> _DATA_
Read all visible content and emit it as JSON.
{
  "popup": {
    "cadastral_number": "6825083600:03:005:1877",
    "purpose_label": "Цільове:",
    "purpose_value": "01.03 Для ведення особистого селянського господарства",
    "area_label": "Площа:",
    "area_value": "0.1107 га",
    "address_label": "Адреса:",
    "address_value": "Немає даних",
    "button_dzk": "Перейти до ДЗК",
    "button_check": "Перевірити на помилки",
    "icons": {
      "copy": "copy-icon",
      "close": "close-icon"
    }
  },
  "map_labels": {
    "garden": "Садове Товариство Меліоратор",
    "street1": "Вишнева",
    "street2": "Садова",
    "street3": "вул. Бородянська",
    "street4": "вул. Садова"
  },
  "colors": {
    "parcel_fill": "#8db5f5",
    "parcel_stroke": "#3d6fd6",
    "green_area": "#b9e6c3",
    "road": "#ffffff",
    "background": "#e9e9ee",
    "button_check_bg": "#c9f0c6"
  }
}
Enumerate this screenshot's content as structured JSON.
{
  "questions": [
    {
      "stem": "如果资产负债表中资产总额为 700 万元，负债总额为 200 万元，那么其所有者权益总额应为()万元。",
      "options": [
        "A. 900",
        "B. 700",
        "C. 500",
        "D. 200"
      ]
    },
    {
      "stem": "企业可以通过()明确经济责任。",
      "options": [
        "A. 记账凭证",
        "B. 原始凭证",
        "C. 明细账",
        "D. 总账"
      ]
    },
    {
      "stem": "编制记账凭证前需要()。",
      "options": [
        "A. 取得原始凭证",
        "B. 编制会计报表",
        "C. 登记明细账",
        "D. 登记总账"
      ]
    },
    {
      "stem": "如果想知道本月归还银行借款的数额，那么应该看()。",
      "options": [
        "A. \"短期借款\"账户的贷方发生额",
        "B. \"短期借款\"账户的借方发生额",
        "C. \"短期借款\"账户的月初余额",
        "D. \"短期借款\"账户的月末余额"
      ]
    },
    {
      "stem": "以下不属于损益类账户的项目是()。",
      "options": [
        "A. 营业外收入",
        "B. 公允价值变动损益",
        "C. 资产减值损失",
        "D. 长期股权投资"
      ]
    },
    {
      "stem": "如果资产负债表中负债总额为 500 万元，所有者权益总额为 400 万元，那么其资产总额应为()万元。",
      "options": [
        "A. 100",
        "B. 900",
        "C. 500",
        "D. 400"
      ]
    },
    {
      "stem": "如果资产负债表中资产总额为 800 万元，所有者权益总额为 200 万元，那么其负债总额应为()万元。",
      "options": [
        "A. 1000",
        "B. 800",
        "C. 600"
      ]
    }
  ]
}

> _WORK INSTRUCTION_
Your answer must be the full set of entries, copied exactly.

> _OUTPUT OF THE TASK_
Read all visible content and emit it as JSON.
{
  "popup": {
    "cadastral_number": "6825083600:03:005:1877",
    "purpose_label": "Цільове:",
    "purpose_value": "01.03 Для ведення особистого селянського господарства",
    "area_label": "Площа:",
    "area_value": "0.1107 га",
    "address_label": "Адреса:",
    "address_value": "Немає даних",
    "button_dzk": "Перейти до ДЗК",
    "button_check": "Перевірити на помилки",
    "icons": {
      "copy": "copy-icon",
      "close": "close-icon"
    }
  },
  "map_labels": {
    "garden": "Садове Товариство Меліоратор",
    "street1": "Вишнева",
    "street2": "Садова",
    "street3": "вул. Бородянська",
    "street4": "вул. Садова"
  },
  "colors": {
    "parcel_fill": "#8db5f5",
    "parcel_stroke": "#3d6fd6",
    "green_area": "#b9e6c3",
    "road": "#ffffff",
    "background": "#e9e9ee",
    "button_check_bg": "#c9f0c6"
  }
}
Enumerate this screenshot's content as structured JSON.
{
  "questions": [
    {
      "stem": "如果资产负债表中资产总额为 700 万元，负债总额为 200 万元，那么其所有者权益总额应为()万元。",
      "options": [
        "A. 900",
        "B. 700",
        "C. 500",
        "D. 200"
      ]
    },
    {
      "stem": "企业可以通过()明确经济责任。",
      "options": [
        "A. 记账凭证",
        "B. 原始凭证",
        "C. 明细账",
        "D. 总账"
      ]
    },
    {
      "stem": "编制记账凭证前需要()。",
      "options": [
        "A. 取得原始凭证",
        "B. 编制会计报表",
        "C. 登记明细账",
        "D. 登记总账"
      ]
    },
    {
      "stem": "如果想知道本月归还银行借款的数额，那么应该看()。",
      "options": [
        "A. \"短期借款\"账户的贷方发生额",
        "B. \"短期借款\"账户的借方发生额",
        "C. \"短期借款\"账户的月初余额",
        "D. \"短期借款\"账户的月末余额"
      ]
    },
    {
      "stem": "以下不属于损益类账户的项目是()。",
      "options": [
        "A. 营业外收入",
        "B. 公允价值变动损益",
        "C. 资产减值损失",
        "D. 长期股权投资"
      ]
    },
    {
      "stem": "如果资产负债表中负债总额为 500 万元，所有者权益总额为 400 万元，那么其资产总额应为()万元。",
      "options": [
        "A. 100",
        "B. 900",
        "C. 500",
        "D. 400"
      ]
    },
    {
      "stem": "如果资产负债表中资产总额为 800 万元，所有者权益总额为 200 万元，那么其负债总额应为()万元。",
      "options": [
        "A. 1000",
        "B. 800",
        "C. 600"
      ]
    }
  ]
}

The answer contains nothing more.